HOW TO COMPLETE THIS TASK:
The records below should be written out again, exactly.

[Dataset rows describing interfaces]
+++

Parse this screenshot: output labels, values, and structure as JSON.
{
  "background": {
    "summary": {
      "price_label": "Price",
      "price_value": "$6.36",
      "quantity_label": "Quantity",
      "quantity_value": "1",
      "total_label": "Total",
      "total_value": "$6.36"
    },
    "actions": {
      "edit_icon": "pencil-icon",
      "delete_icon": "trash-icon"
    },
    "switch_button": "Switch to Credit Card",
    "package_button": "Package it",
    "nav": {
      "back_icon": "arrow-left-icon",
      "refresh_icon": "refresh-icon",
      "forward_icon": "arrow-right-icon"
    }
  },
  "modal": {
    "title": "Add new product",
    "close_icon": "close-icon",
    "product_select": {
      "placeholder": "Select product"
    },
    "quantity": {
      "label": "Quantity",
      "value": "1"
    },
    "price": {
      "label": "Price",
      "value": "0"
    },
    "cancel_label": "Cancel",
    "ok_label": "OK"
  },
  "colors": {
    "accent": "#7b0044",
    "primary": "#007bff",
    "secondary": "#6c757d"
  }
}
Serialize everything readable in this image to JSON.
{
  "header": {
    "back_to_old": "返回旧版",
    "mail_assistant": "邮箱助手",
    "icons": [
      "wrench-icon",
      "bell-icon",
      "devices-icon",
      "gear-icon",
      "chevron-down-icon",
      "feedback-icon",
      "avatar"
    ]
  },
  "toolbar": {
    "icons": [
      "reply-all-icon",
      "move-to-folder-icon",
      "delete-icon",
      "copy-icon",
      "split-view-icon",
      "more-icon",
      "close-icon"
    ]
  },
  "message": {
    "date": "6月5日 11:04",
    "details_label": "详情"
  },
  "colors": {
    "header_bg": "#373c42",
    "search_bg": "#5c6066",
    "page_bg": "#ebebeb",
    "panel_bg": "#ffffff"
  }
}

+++

SOLUTION TO THIS EXERCISE:
Parse this screenshot: output labels, values, and structure as JSON.
{
  "background": {
    "summary": {
      "price_label": "Price",
      "price_value": "$6.36",
      "quantity_label": "Quantity",
      "quantity_value": "1",
      "total_label": "Total",
      "total_value": "$6.36"
    },
    "actions": {
      "edit_icon": "pencil-icon",
      "delete_icon": "trash-icon"
    },
    "switch_button": "Switch to Credit Card",
    "package_button": "Package it",
    "nav": {
      "back_icon": "arrow-left-icon",
      "refresh_icon": "refresh-icon",
      "forward_icon": "arrow-right-icon"
    }
  },
  "modal": {
    "title": "Add new product",
    "close_icon": "close-icon",
    "product_select": {
      "placeholder": "Select product"
    },
    "quantity": {
      "label": "Quantity",
      "value": "1"
    },
    "price": {
      "label": "Price",
      "value": "0"
    },
    "cancel_label": "Cancel",
    "ok_label": "OK"
  },
  "colors": {
    "accent": "#7b0044",
    "primary": "#007bff",
    "secondary": "#6c757d"
  }
}
Serialize everything readable in this image to JSON.
{
  "header": {
    "back_to_old": "返回旧版",
    "mail_assistant": "邮箱助手",
    "icons": [
      "wrench-icon",
      "bell-icon",
      "devices-icon",
      "gear-icon",
      "chevron-down-icon",
      "feedback-icon",
      "avatar"
    ]
  },
  "toolbar": {
    "icons": [
      "reply-all-icon",
      "move-to-folder-icon",
      "delete-icon",
      "copy-icon",
      "split-view-icon",
      "more-icon",
      "close-icon"
    ]
  },
  "message": {
    "date": "6月5日 11:04",
    "details_label": "详情"
  },
  "colors": {
    "header_bg": "#373c42",
    "search_bg": "#5c6066",
    "page_bg": "#ebebeb",
    "panel_bg": "#ffffff"
  }
}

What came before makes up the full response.